(Action item):
Using the data below, return every line that holds the word "spin".

(Given data):
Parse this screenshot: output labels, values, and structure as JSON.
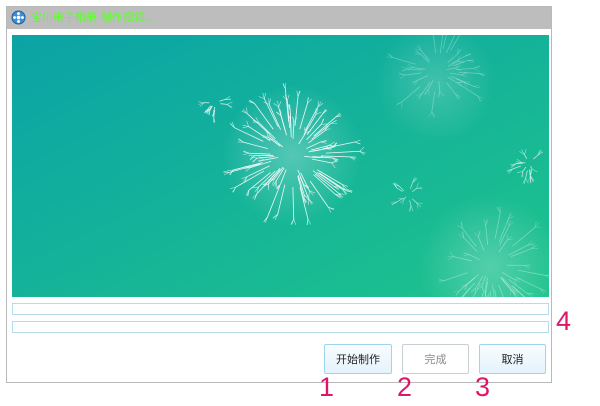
{
  "window": {
    "title": "宝川电子相册 制作视频...",
    "title_color": "#5dff2a"
  },
  "progress": {
    "bar1_percent": 0,
    "bar2_percent": 0
  },
  "buttons": {
    "start_label": "开始制作",
    "done_label": "完成",
    "cancel_label": "取消"
  },
  "annotations": {
    "a1": "1",
    "a2": "2",
    "a3": "3",
    "a4": "4",
    "color": "#e0156a"
  },
  "icons": {
    "app": "film-reel-icon"
  },
  "colors": {
    "preview_gradient": [
      "#0aa7a4",
      "#1cc58e"
    ],
    "accent": "#4fb0e3"
  }
}
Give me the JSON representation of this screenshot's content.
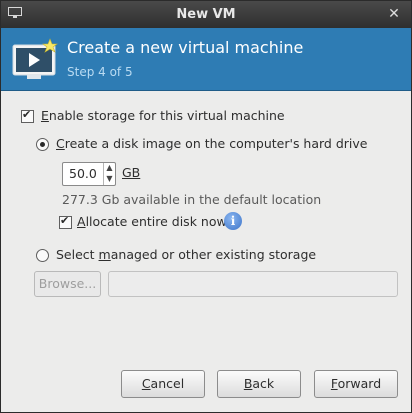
{
  "window": {
    "title": "New VM",
    "close_glyph": "✕"
  },
  "banner": {
    "heading": "Create a new virtual machine",
    "step": "Step 4 of 5"
  },
  "storage": {
    "enable_label_pre": "",
    "enable_label_u": "E",
    "enable_label_post": "nable storage for this virtual machine",
    "enable_checked": true,
    "create_disk_pre": "",
    "create_disk_u": "C",
    "create_disk_post": "reate a disk image on the computer's hard drive",
    "create_disk_selected": true,
    "size_value": "50.0",
    "size_unit": "GB",
    "available_text": "277.3 Gb available in the default location",
    "allocate_u": "A",
    "allocate_post": "llocate entire disk now",
    "allocate_checked": true,
    "managed_pre": "Select ",
    "managed_u": "m",
    "managed_post": "anaged or other existing storage",
    "managed_selected": false,
    "browse_label": "Browse...",
    "path_value": ""
  },
  "buttons": {
    "cancel_u": "C",
    "cancel_post": "ancel",
    "back_u": "B",
    "back_post": "ack",
    "forward_u": "F",
    "forward_post": "orward"
  },
  "icons": {
    "window_icon": "monitor-icon",
    "banner_icon": "virtual-machine-play-icon",
    "info": "info-icon",
    "spin_up": "spin-up-icon",
    "spin_down": "spin-down-icon"
  },
  "colors": {
    "banner": "#2e7cb4",
    "titlebar": "#3a3a3a"
  }
}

(Exercise output):
    "spin_up": "spin-up-icon",
    "spin_down": "spin-down-icon"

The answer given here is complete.